What To Do When Your Academic Advisor Mistreats You. Written by Isaiah Hankel, Ph.D.
The first day that my graduate school advisor yelled at me in front of the entire lab I went into the handicap bathroom and cried. Just a little. Like one or two tears. I was a grown man – a scientist – crying like a toddler because he got yelled at. It was absurd. I chalked up the whole experience as growing pains. Graduate School of Education. The Process of Teacher Research Marion MacLean and Marian Mohr (1999) wrote in their book, "Teacher Researchers at Work" that to begin the process of teacher research one needs "a question, a place to record your thoughts, and some colleagues to work with you.
" The following outline describes the process of conducting a teacher research project: WorkPlanTemplate. GH15thAnniversaryTalk. DS Planning your PhD. 10 truths a PhD supervisor will never tell you. Source: Katie Edwards My father used to tell a joke, over and over again.
It was a classic outback Australian, Slim Dusty joke that – like the best dad jokes – I can’t remember. But I do recall the punchline. “Who called the cook a bastard?” To which the answer was, “Who called the bastard a cook?” This riposte often comes to mind during discussions about doctoral supervision and candidature management. To my mind, I never received any satisfactory, effective or useful supervision for my doctorate, research master’s or two coursework master’s that contained sizeable dissertation components. They do not read your writingThey never attend supervisory meetingsThey are selfish, career-obsessed bastards I am now an experienced supervisor and examiner, but I still remember my own disappointments.

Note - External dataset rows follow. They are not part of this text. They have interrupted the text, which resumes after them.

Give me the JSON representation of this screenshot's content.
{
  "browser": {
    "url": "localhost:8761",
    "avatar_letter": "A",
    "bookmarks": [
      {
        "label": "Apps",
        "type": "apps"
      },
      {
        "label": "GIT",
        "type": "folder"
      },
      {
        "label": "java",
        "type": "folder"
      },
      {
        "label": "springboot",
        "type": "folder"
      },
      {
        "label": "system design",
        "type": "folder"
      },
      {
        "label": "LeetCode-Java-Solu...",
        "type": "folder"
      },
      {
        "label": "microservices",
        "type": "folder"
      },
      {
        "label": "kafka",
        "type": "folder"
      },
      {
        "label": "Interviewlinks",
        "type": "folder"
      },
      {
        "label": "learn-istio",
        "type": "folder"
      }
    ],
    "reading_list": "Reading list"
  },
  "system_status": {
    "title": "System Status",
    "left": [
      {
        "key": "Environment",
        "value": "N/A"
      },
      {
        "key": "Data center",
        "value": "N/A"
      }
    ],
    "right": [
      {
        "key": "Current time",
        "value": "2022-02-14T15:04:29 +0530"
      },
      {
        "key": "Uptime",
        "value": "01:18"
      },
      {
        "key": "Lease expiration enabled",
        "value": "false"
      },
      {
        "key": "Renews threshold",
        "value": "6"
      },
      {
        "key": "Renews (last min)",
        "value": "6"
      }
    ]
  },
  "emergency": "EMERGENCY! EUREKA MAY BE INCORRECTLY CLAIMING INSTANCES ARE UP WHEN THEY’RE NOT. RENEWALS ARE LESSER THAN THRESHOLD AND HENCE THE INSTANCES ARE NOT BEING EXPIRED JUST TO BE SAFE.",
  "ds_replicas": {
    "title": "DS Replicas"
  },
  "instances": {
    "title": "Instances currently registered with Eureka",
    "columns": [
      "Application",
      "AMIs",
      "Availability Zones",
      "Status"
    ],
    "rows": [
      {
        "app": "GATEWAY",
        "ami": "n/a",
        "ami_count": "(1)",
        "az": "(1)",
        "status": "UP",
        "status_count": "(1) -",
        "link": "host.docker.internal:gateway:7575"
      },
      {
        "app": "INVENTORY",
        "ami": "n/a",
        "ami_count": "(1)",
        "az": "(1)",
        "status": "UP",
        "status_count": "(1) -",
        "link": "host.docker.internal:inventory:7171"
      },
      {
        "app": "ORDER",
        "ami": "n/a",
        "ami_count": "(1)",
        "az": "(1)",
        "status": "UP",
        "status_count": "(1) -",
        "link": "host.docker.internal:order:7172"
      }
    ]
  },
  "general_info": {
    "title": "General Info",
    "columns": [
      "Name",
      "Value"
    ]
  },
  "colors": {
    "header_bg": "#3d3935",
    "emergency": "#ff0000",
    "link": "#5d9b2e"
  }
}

As a prospective PhD student, you are precious. 1. Ensure that at least one member of your supervisory team is a very experienced supervisor. 2. 3. 4. 5. 6. 7. 8. 9. There are reasons for this. 10. PhD Toolkit. Free templates and planners available for you to download.
The book Planning Your PhD describes a number of planners and forms you can use to help plan your PhD. You can download these planners and forms below. This Six Months This form helps you identify your targets for the next six months .. Free This Week Use this form to map out your tasks for the coming week .. ‘What's the best journal for my paper?' New tool can help. Journal Finder, in beta, was developed by Elsevier in response to feedback from authors By Elizabeth Ash and Lyndsay Scholefield Posted on 5 June 2013 Getting a research paper published can be a challenge.
It's even more challenging when considering the risk of rejection that comes from submitting a paper to a journal that's not the right fit. The Journal Finder tool Helps inexperienced authors to select the correct journals for their papersHelps authors working in multidisciplinary fields identify possible journalsHighlights journals that offer open-access options For inexperienced authors, this is a particular pain point, leading to rejections, adding months to publication and slowing career progress.
Meanwhile, editors must sift through many out-of-scope papers when authors choose journals that are a poor match. Our role is to support authors by getting them published in the best possible journal as fast as possible. That's where the new Journal Finder tool comes in. Journal Authors. How to choose journals for submitting your paper. After preparing a manuscript, your next step is to choose a journal for the publication of your research.
It is crucial that you select a peer-reviewed journal which will present your research in the best way and convey it to the right target audience. And of course, the list of journals you have published in can directly and indirectly affect you career advancement, professional reputation, and funding opportunities. Praxis150. Art10.